1 “Be careful not to practice your righteousness in front of others to be seen by them. If you do, you will have no reward from your Father in heaven.
2 “So when you give to the needy, do not announce it with trumpets, as the hypocrites do in the synagogues and on the streets, to be honored by others. Truly I tell you, they have received their reward in full.
3 But when you give to the needy, do not let your left hand know what your right hand is doing,
4 so that your giving may be in secret. Then your Father, who sees what is done in secret, will reward you.
Money can be a topic of preaching, teaching, and encouragement without anyone ever sharing whether or how much he or she gives. There is no implication in the words of Jesus that money or giving should not be a topic of preaching and teaching in His church. In fact, with over 2,300 verses on money, wealth and possessions in the Bible, avoiding money as a topic for preaching or teaching would require avoiding much of the Bible, including almost half of the parables of Jesus.
Instead, the topic of money must focus on the heart of the giver, not the height of the giver’s wallet. Jesus came back to the topic of the heart in Matthew 6, so we have to keep going back to the heart to keep ourselves straight. Having a right heart about money and giving with a right heart matter to God – a lot! It also matters that God loves a cheerful giver. 2 Corinthians 9:7.

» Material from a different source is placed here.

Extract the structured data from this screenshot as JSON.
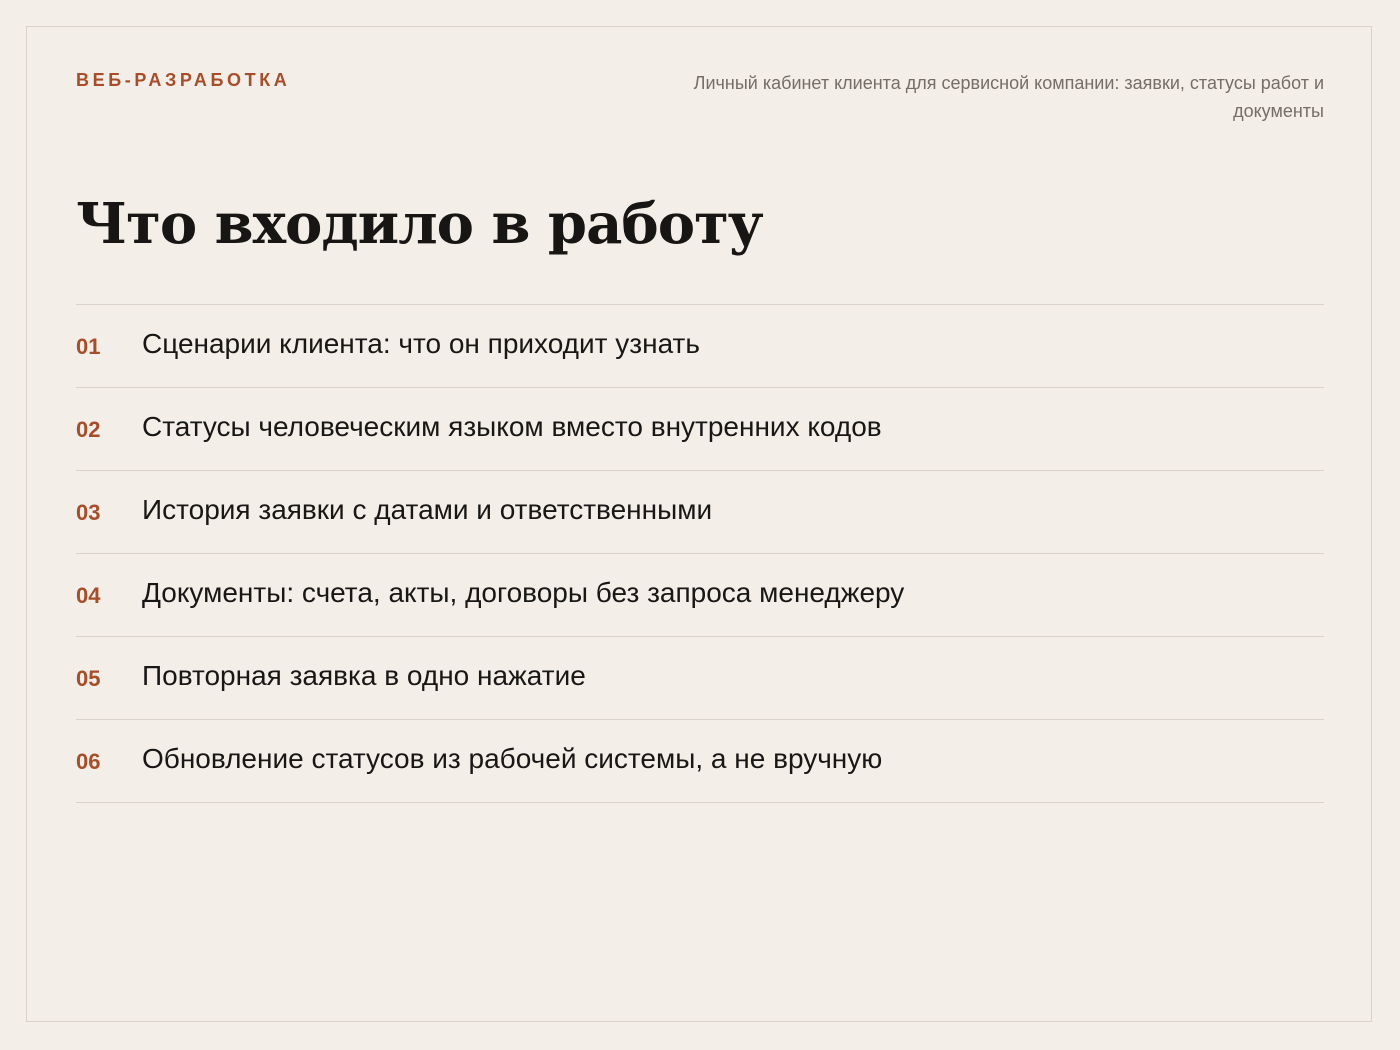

However, that focus on the heart raises a basic question in the minds of many church-goers, “Why give to the church?” Over years of teaching and asking this question, I have heard many answers, including the following:
God said we should;

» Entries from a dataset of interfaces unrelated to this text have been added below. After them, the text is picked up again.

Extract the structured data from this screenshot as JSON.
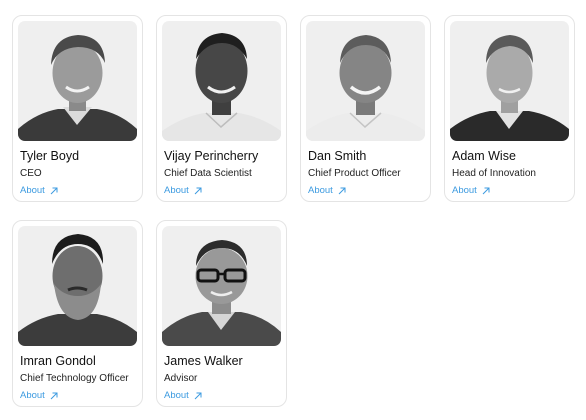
{
  "team": [
    {
      "name": "Tyler Boyd",
      "role": "CEO",
      "link": "About",
      "arrow_icon": "arrow-up-right-icon",
      "photo_icon": "portrait-photo"
    },
    {
      "name": "Vijay Perincherry",
      "role": "Chief Data Scientist",
      "link": "About",
      "arrow_icon": "arrow-up-right-icon",
      "photo_icon": "portrait-photo"
    },
    {
      "name": "Dan Smith",
      "role": "Chief Product Officer",
      "link": "About",
      "arrow_icon": "arrow-up-right-icon",
      "photo_icon": "portrait-photo"
    },
    {
      "name": "Adam Wise",
      "role": "Head of Innovation",
      "link": "About",
      "arrow_icon": "arrow-up-right-icon",
      "photo_icon": "portrait-photo"
    },
    {
      "name": "Imran Gondol",
      "role": "Chief Technology Officer",
      "link": "About",
      "arrow_icon": "arrow-up-right-icon",
      "photo_icon": "portrait-photo"
    },
    {
      "name": "James Walker",
      "role": "Advisor",
      "link": "About",
      "arrow_icon": "arrow-up-right-icon",
      "photo_icon": "portrait-photo"
    }
  ],
  "colors": {
    "link": "#3d9be0",
    "card_border": "#e4e4e4",
    "photo_background": "#efefef"
  }
}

It is an act of my worship;
To be a part of the mission of God;
To give God glory;
It is the right thing to do;
To please God;
Because God has given so much to me;

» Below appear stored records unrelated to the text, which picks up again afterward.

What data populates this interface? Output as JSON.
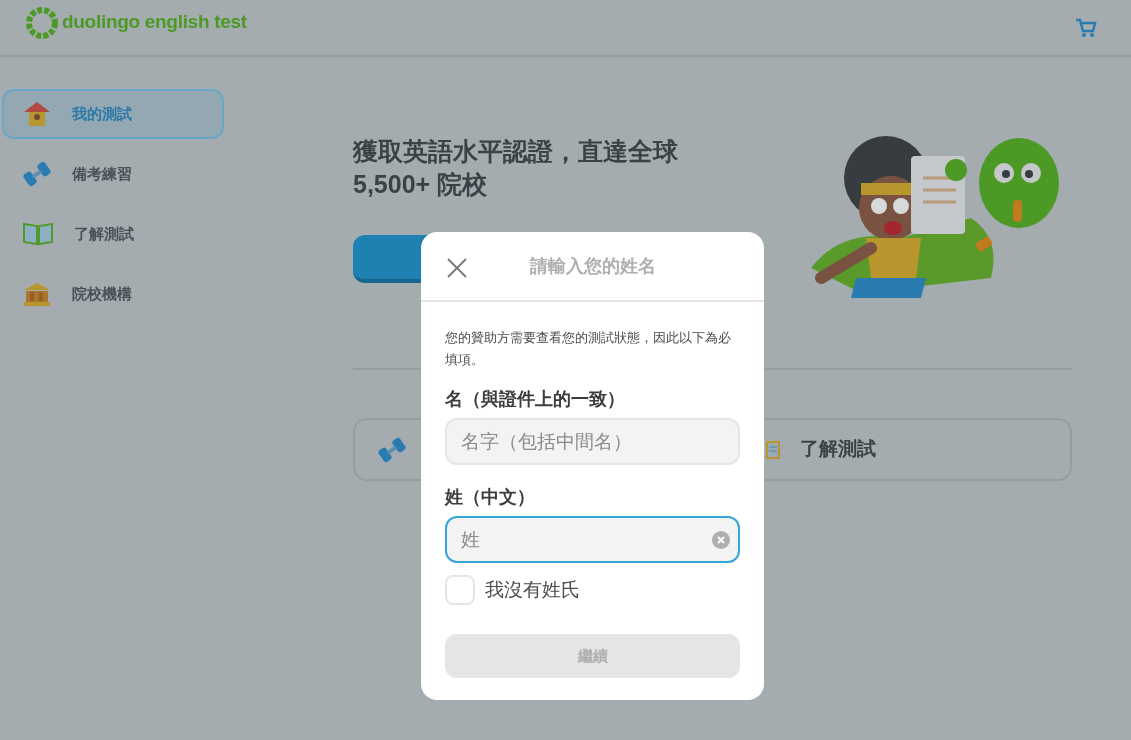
{
  "header": {
    "logo_text": "duolingo english test"
  },
  "sidebar": {
    "items": [
      {
        "label": "我的測試",
        "kind": "house",
        "selected": true
      },
      {
        "label": "備考練習",
        "kind": "dumbbell",
        "selected": false
      },
      {
        "label": "了解測試",
        "kind": "book",
        "selected": false
      },
      {
        "label": "院校機構",
        "kind": "building",
        "selected": false
      }
    ]
  },
  "main": {
    "heading_lines": [
      "獲取英語水平認證，直達全球",
      "5,500+ 院校"
    ],
    "cards": [
      {
        "kind": "dumbbell"
      },
      {
        "label": "了解測試",
        "kind": "notebook"
      }
    ]
  },
  "dialog": {
    "title": "請輸入您的姓名",
    "description": "您的贊助方需要查看您的測試狀態，因此以下為必填項。",
    "fields": [
      {
        "label": "名（與證件上的一致）",
        "placeholder": "名字（包括中間名）",
        "focused": false
      },
      {
        "label": "姓（中文）",
        "placeholder": "姓",
        "focused": true
      }
    ],
    "checkbox": {
      "label": "我沒有姓氏",
      "checked": false
    },
    "submit": {
      "label": "繼續",
      "disabled": true
    }
  }
}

Someone has to give so the church’s bills will be paid;
I want to be a witness to God as a giver;
To be faithful to Him;
To walk hand-in-hand with God.
I have also witnessed negative reactions to that simple question, “Why give to the church?” I have watched some choose to hide their failure to give behind Matthew 6:1-4 and the privacy demands of our modern society. No one asks if they give. In fact, I have laughingly suggested that they could appear to be giving by putting an empty offering envelope in the offering plate. However, they know God isn’t fooled by deceit like empty offering envelopes. And they can’t lie to themselves either.
Every believer who has any heart for the teachings of Jesus and the Word of God (and I struggle to imagine a true believer who does not), should join the Lord and His church and give. In a country where even the safety nets yield more income than daily hard work in many countries, everyone can give. If anyone does not want to give, or feel that he/she cannot afford to give, they should see Ideas for Living Better Through Stewardship as well as other articles in our Resources for You part of our web page. It may be time for an examination of the priorities of the heart and of the family financial choices. Matthew 6:19-20.
To continue these thoughts, take 16 minutes and watch the online video teaching of Tim Keller, The Gospel, Grace and Giving. That is one of the best teachings on the heart, the gospel of grace and giving and may help you examine where your heart and heart weaknesses are. For more thoughts, please give us a call and stay connected with us at idlewildfoundation.com. We will be adding new articles and teachings regularly.
About the Author
John Campbell has retired from a 40-year legal practice as a trial attorney in Tampa. He has served in multiple volunteer roles at Idlewild Baptist Church in Lutz, Florida, where he met Jesus. He began serving as the Executive Director of the Idlewild Foundation in 2016. He has been married to the love of his life, Mona Puckett Campbell, since 1972.